Dialogue, text and speech were the order of the day in David Newman’s workshop on English Restoration comedy. The room was jam-packed with actors and directors ready to get stuck into some 17th century hijinks, and the workshop proceeded as a study of text followed by scratch performances of a short scene or act.

David began by asking us to clarify the tenets of Restoration drama. I can’t say it’s a period I know a great deal about. I thought maybe studying Renaissance Drama at university would be an advantage, but it didn’t take me long to discover that Restoration comedy is a rather different beast; more parodic and self congratulatory in tone than the heavy ruminations on found in Kyd, Marlowe and Webster.

So, David put the question to us: what best defined the tone and character of Restoration drama? Luckily, a few of those in the know summarised it for us: Restoration comedy is self-congratulatory, consciously lascivious in tone, highly knowing in its form, and perhaps most of all, a jovial celebration of theatre’s ability to temporarily unite different classes, creeds, genders and professions. Oh, and Charles II bloody loved it!

When we came to the texts, David compared the actor’s delivery of verse to a ball that must be kept in the air. In effect, the performer is playing a game of ‘keepy-uppy’ with the metrical rhythm of the text: too labored a pause, too strained an inflection or too long an inhalation result in the ball falling and the rhythm of the performance collapsing.
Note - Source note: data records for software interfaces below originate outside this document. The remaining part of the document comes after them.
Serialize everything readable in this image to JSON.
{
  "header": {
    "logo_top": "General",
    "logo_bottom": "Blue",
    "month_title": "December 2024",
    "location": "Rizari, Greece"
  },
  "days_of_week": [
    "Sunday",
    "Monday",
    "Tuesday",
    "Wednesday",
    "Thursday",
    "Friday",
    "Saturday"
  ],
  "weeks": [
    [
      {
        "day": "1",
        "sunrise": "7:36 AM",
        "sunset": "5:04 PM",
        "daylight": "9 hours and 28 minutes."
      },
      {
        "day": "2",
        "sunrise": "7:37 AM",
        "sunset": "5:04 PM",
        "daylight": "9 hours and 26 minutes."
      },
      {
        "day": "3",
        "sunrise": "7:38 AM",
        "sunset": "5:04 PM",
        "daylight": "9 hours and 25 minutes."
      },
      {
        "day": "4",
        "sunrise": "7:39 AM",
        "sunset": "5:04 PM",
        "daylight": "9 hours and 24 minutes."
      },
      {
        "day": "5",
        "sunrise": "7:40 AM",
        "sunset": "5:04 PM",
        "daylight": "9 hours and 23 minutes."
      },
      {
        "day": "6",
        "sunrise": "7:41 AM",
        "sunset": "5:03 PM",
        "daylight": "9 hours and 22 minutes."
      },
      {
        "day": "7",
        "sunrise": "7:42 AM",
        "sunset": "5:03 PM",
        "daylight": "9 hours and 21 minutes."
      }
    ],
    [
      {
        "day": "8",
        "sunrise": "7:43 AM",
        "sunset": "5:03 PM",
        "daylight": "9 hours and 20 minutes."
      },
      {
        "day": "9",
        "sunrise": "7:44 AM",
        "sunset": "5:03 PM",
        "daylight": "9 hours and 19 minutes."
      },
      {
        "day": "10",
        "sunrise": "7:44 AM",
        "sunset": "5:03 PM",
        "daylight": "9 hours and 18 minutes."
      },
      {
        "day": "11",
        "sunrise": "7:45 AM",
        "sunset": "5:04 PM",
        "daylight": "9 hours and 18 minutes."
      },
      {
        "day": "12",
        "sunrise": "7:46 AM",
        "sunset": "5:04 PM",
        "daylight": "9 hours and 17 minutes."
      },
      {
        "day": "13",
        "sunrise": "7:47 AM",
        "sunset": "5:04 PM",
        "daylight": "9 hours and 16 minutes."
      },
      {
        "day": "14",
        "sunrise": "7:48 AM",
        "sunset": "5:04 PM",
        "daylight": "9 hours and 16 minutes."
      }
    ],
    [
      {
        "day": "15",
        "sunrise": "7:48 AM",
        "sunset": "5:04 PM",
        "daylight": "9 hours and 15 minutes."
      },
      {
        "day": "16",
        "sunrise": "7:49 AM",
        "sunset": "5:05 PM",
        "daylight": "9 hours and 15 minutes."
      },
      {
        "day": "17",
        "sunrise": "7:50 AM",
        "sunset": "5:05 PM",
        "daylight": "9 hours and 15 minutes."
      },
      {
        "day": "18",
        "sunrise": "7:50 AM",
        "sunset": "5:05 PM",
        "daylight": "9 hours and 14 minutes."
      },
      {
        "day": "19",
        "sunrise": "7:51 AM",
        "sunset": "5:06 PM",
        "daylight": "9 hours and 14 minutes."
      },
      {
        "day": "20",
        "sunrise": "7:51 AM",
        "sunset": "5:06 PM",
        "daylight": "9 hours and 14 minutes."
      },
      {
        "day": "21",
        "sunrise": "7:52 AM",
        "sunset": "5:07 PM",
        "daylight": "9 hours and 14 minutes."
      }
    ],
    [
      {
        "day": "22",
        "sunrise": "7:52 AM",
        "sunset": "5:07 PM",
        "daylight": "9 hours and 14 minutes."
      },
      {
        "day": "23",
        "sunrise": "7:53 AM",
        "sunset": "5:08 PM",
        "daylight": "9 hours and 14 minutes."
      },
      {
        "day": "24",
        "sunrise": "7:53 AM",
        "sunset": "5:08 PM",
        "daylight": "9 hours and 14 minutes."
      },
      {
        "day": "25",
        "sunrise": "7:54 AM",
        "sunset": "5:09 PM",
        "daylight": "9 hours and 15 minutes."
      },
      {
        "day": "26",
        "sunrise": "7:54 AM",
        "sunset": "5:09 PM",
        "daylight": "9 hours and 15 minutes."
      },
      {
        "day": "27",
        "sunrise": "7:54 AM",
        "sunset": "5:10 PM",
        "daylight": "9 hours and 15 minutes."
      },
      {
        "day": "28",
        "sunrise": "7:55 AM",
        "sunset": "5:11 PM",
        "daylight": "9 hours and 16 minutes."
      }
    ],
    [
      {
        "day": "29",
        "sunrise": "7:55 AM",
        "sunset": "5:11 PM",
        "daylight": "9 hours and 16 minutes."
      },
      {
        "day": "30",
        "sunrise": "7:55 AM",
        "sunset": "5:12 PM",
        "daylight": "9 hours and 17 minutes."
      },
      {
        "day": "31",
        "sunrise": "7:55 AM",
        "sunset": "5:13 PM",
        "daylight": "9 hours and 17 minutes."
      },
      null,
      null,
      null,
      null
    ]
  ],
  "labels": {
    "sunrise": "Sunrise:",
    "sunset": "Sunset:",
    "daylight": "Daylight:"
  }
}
At first, I found it difficult to figure out how David’s analogy specifically catered to Restoration comedy. Surely all dramatic works written in verse – from the plays of Shakespeare to the medieval poetry of Beowulf – require an identical mastery of speech and cadence? It was only through practice that this distinction became clear. We learned that Restoration comedy creates what might be described as verbal sparring in which two performers engage in dialogue, often with the intention of  one-upmanship and appealing to the audience’s sympathies. It was this that produced the playfulness of the comedy as we toyed with interruptions, audience address and the effects of different words and expressions.

David also explained the way in which physical action can release a scene of dialogue from its straightjacket, and enrich both its meaning and rhythm. For example, a wife’s conversation about strolling through the park against the wishes of her husband is imbued with new layers if it is born out of a pre-existing action. In this case, drinking tea or knitting clothes breathes intention into the scene and complicates the unfolding of the verse.

 

David Newman studied at the University of Warwick and trained at the National Theatre Studio Director’s Programme. He has worked as an NSDF selector, and directed productions of Girl in the Goldfish Bowl (Sheffield Theatres) The Jazz Conductor (Sheffield Theatres) Kitty’s Story (Nottingham Playhouse, Roundabout) When the Wind Blows (Southwark Playhouse), as well as many others.